DENVER — Dr. Brett Reece is a cardiothoracic surgeon at the University of Colorado Hospital and he fixes people’s hearts every day. But he is also a heart attack survivor.
Dr. Reece was just 44 years old with no medical problems but a strong family history of heart disease. He had been working out for a year and a half and after finishing his workout, he went to his next meeting still sweating profusely.
He asked for his operating room cases to be held for the day because he needed to go to the Emergency Department. His life changed quickly when he became the patient and was rushed to the cardiac catheterization (cath) lab.
Fortunately, his good friend Dr. John Messenger, an Interventional Cardiologist at the University of Colorado Hospital, opened the coronary artery which had become blocked. In the video above, Dr. Reece recalls how his life changed in just moments.
Dr. Reece has done so well and recovered completely because he recognized the symptoms of a heart attack right away, got to the Emergency Department immediately, and was taken to the cath lab where his blocked artery could be reopened.
Time is heart muscle, and every minute of delay in getting the artery opened is another minute of heart muscle which is dying.
WATCH BELOW: Dr. Messenger shares how he opened Dr. Reece’s blocked coronary artery with a balloon
What are some of the signs and symptoms of a heart attack?
- Chest pain
- Pain in the jaw or shoulder
- Stomach pain
- Shortness of breath

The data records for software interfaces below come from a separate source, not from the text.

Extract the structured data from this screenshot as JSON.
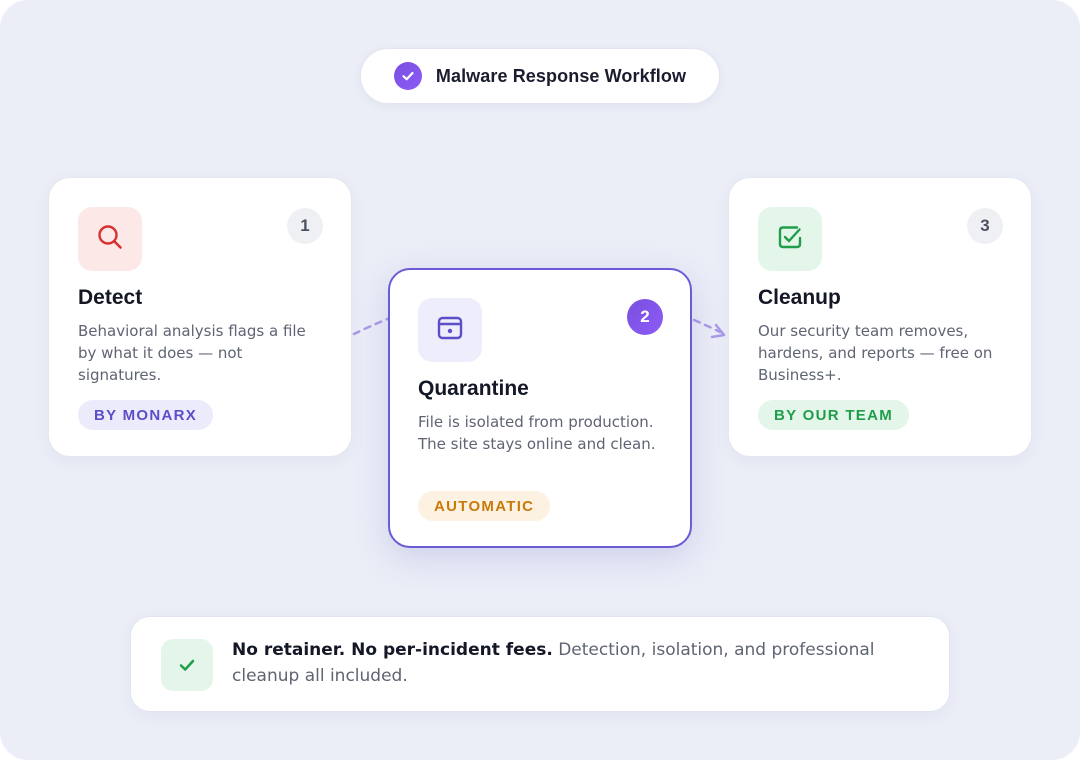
{
  "header": {
    "title": "Malware Response Workflow",
    "icon": "check-circle-icon"
  },
  "steps": [
    {
      "number": "1",
      "title": "Detect",
      "description": "Behavioral analysis flags a file by what it does — not signatures.",
      "badge": "BY MONARX",
      "icon": "search-icon",
      "icon_color": "#d93030",
      "icon_bg": "#fde8e8",
      "badge_bg": "#ecebfb",
      "badge_color": "#5b4fc9"
    },
    {
      "number": "2",
      "title": "Quarantine",
      "description": "File is isolated from production. The site stays online and clean.",
      "badge": "AUTOMATIC",
      "icon": "lockbox-icon",
      "icon_color": "#5b4fc9",
      "icon_bg": "#eeedfb",
      "badge_bg": "#fdf2e1",
      "badge_color": "#c77a0a",
      "highlighted": true
    },
    {
      "number": "3",
      "title": "Cleanup",
      "description": "Our security team removes, hardens, and reports — free on Business+.",
      "badge": "BY OUR TEAM",
      "icon": "checkbox-icon",
      "icon_color": "#1f9d4a",
      "icon_bg": "#e4f5e9",
      "badge_bg": "#e4f5e9",
      "badge_color": "#1f9d4a"
    }
  ],
  "footer": {
    "strong": "No retainer. No per-incident fees.",
    "text": " Detection, isolation, and professional cleanup all included.",
    "icon": "check-icon"
  },
  "colors": {
    "accent": "#6b5bd6",
    "background": "#ebeef7",
    "connector": "#a99be8"
  }
}
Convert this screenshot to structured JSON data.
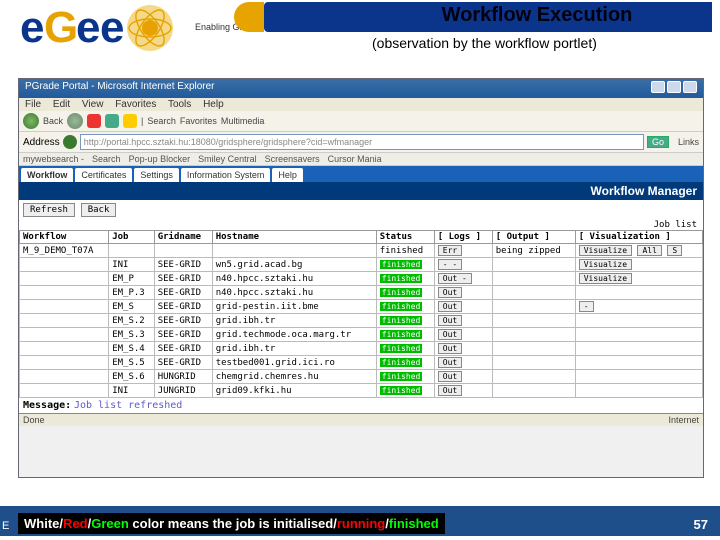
{
  "header": {
    "tagline": "Enabling Grids for E-sciencE",
    "title": "Workflow Execution",
    "subtitle": "(observation by the workflow portlet)"
  },
  "browser": {
    "window_title": "PGrade Portal - Microsoft Internet Explorer",
    "menu": [
      "File",
      "Edit",
      "View",
      "Favorites",
      "Tools",
      "Help"
    ],
    "toolbar": {
      "back": "Back",
      "search": "Search",
      "favorites": "Favorites",
      "media": "Multimedia"
    },
    "address_label": "Address",
    "address_value": "http://portal.hpcc.sztaki.hu:18080/gridsphere/gridsphere?cid=wfmanager",
    "go": "Go",
    "links": "Links",
    "searchbar": {
      "brand": "mywebsearch -",
      "submit": "Search",
      "blocker": "Pop-up Blocker",
      "smiley": "Smiley Central",
      "screensavers": "Screensavers",
      "cursor": "Cursor Mania"
    }
  },
  "tabs": [
    "Workflow",
    "Certificates",
    "Settings",
    "Information System",
    "Help"
  ],
  "wm_title": "Workflow Manager",
  "buttons": {
    "refresh": "Refresh",
    "back": "Back"
  },
  "joblist_label": "Job list",
  "table": {
    "cols": [
      "Workflow",
      "Job",
      "Gridname",
      "Hostname",
      "Status",
      "[ Logs ]",
      "[ Output ]",
      "[ Visualization ]"
    ],
    "hdr2": {
      "status": "finished",
      "logs": "Err",
      "output": "being zipped",
      "viz": [
        "Visualize",
        "All",
        "S"
      ]
    },
    "wf": "M_9_DEMO_T07A",
    "rows": [
      {
        "job": "INI",
        "grid": "SEE-GRID",
        "host": "wn5.grid.acad.bg",
        "status": "finished",
        "logs": "- -",
        "viz": "Visualize"
      },
      {
        "job": "EM_P",
        "grid": "SEE-GRID",
        "host": "n40.hpcc.sztaki.hu",
        "status": "finished",
        "logs": "Out -",
        "viz": "Visualize"
      },
      {
        "job": "EM_P.3",
        "grid": "SEE-GRID",
        "host": "n40.hpcc.sztaki.hu",
        "status": "finished",
        "logs": "Out",
        "viz": ""
      },
      {
        "job": "EM_S",
        "grid": "SEE-GRID",
        "host": "grid-pestin.iit.bme",
        "status": "finished",
        "logs": "Out",
        "viz": "-"
      },
      {
        "job": "EM_S.2",
        "grid": "SEE-GRID",
        "host": "grid.ibh.tr",
        "status": "finished",
        "logs": "Out",
        "viz": ""
      },
      {
        "job": "EM_S.3",
        "grid": "SEE-GRID",
        "host": "grid.techmode.oca.marg.tr",
        "status": "finished",
        "logs": "Out",
        "viz": ""
      },
      {
        "job": "EM_S.4",
        "grid": "SEE-GRID",
        "host": "grid.ibh.tr",
        "status": "finished",
        "logs": "Out",
        "viz": ""
      },
      {
        "job": "EM_S.5",
        "grid": "SEE-GRID",
        "host": "testbed001.grid.ici.ro",
        "status": "finished",
        "logs": "Out",
        "viz": ""
      },
      {
        "job": "EM_S.6",
        "grid": "HUNGRID",
        "host": "chemgrid.chemres.hu",
        "status": "finished",
        "logs": "Out",
        "viz": ""
      },
      {
        "job": "INI",
        "grid": "JUNGRID",
        "host": "grid09.kfki.hu",
        "status": "finished",
        "logs": "Out",
        "viz": ""
      }
    ]
  },
  "message": {
    "label": "Message:",
    "value": "Job list refreshed"
  },
  "statusbar": {
    "done": "Done",
    "zone": "Internet"
  },
  "legend": {
    "p1": "White",
    "p2": "/",
    "p3": "Red",
    "p4": "/",
    "p5": "Green",
    "rest": " color means the job is ",
    "q1": "initialised",
    "q2": "/",
    "q3": "running",
    "q4": "/",
    "q5": "finished"
  },
  "page_number": "57",
  "eleft": "E"
}
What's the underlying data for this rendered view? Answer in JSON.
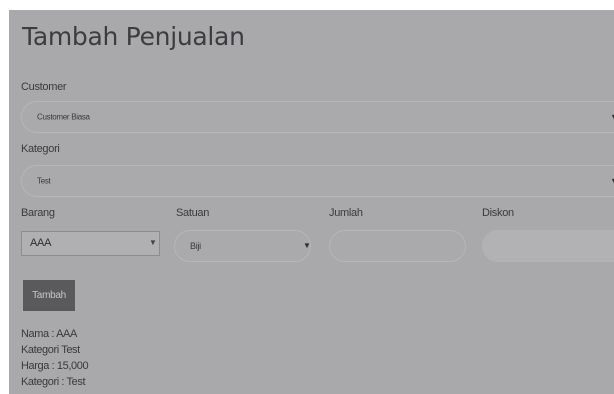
{
  "header": {
    "title": "Tambah Penjualan"
  },
  "customer": {
    "label": "Customer",
    "value": "Customer Biasa"
  },
  "kategori": {
    "label": "Kategori",
    "value": "Test"
  },
  "columns": {
    "barang": "Barang",
    "satuan": "Satuan",
    "jumlah": "Jumlah",
    "diskon": "Diskon"
  },
  "barang": {
    "value": "AAA"
  },
  "satuan": {
    "value": "Biji"
  },
  "jumlah": {
    "value": ""
  },
  "diskon": {
    "value": ""
  },
  "actions": {
    "add_label": "Tambah"
  },
  "info": [
    "Nama : AAA",
    "Kategori Test",
    "Harga : 15,000",
    "Kategori : Test"
  ],
  "icons": {
    "dropdown": "caret-down-icon"
  }
}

If you are experiencing any of these symptoms, call 911 and get to the Emergency Department immediately. You could be experiencing a heart attack.
For more information about heart attacks, you can go to the American Heart Association website at www.heart.org and learn more about your risk factors and what you can do to prevent a heart attack.